Sadie was so brave as she listened and it is hard to try and explain but she wanted to know . My memory of these tragedies is clear as I wrote a diary every day. It is so sad that the aircraft hit the top of the ridge steep ground in summer but in a full winter steep and very treacherous ground. As we neared the summit after 3 hours of walking the weather came in. We had torrential rain and very strong winds it was not summer now. Hoods were up and it was a relentless pull to the top.
We had a few minutes reflection and a minutes silence for Sadie her Dad Jimmy and for the Killin Team Leader Harry Lawrie he had died in a Helicopter crash on a call – out in 1987. For me and Sadie it was a moving moment and very poignant. Sadie was so strong this was her first visit to the Munro but there was little time to stop and sadly just swirling mist the weather was now full on!
My plan was to head back as I had a meeting about filming tomorrow but headed down to the beleach with the group. As it does nature came in with more torrential rain a big gusts and the rocky ground was slippy! It became serious so quickly and we gathered the group. It was a quick briefing on short steps in the wind and being aware of the wind power at times linking together in the gust that were now 40 knots plus! There were bags to sort out Gloves and hats to get out and to try and take breaks out of the wind. There was the constant regrouping in the mist check all are together and all learned something. I was in my shorts but being fat and stocky this is my weather even though I had not been out since I broke my ribs. It was constant check of the map to ensure we were on the right descent simple skills but in poor weather essential.
It became cold the mist was in but I was on familiar territory and we got down to the beleach where we headed down into the Glen out of the wind. The group were all fine and all enjoyed the hill they had some day in all weather. I hope for some it was a good introduction. I left the group after a few hugs and followed the track lower down back to the bottom of the hill at

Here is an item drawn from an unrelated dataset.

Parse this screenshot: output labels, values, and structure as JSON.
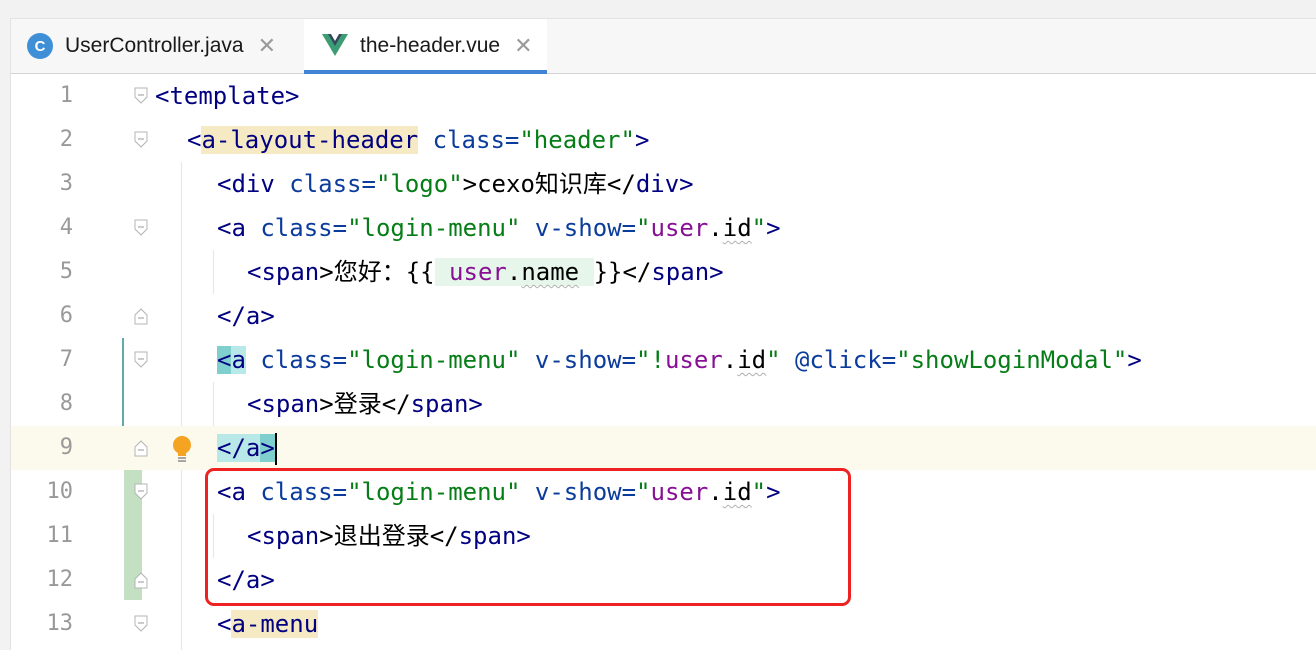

Ben More Farm. The sun was out and the extra layers off I was soaked but glad we had a moving day with some special folk. The Glen walk was refreshing in the sun the battle from the summit over time to relax in a place of great beauty among the hills I love. At times words fail you there was even a rainbow. It was back to the van a quick change and head up the A82. The road was busy and I had time for a shower before my chat about tomorrow’s filming after a great meal in the 4 Seasons restaurant with Cameron MacNeish Richard Else and Paul Tatershill old pals.
It had been some day lots of emotion and memories and the nature keeping us in our place . I am always amazed by the power of nature and today it was a reminder what and how a day can change . I was glad I had spare gear to put on in the wild weather and hard to believe how cold it was.
Thank you Sadie and the Inverclyde Ramblers for a great day. I hope that all those who came out for there first Munro enjoyed the battle. Your company was what the wild places is all about and that you enjoy further adventures. Sadie thanks for the honour of being with you your Dad Jimmy would be proud and his hankie you waved in the wild wind at the top was was lovely tribute.
This blog is dedicated cared to the crew of the Viscount aircraft that crashed on Ben More in 1973 and to Harry Lawrie the Killin Mountain Rescue Team Leader who was killed on a Rescue in 1987.
Also to all those Mountain Rescue teams and Agencies who go out to assist those in trouble . There are still so many great folk about. Sadly we forget this !
Heavy Whalley July 2018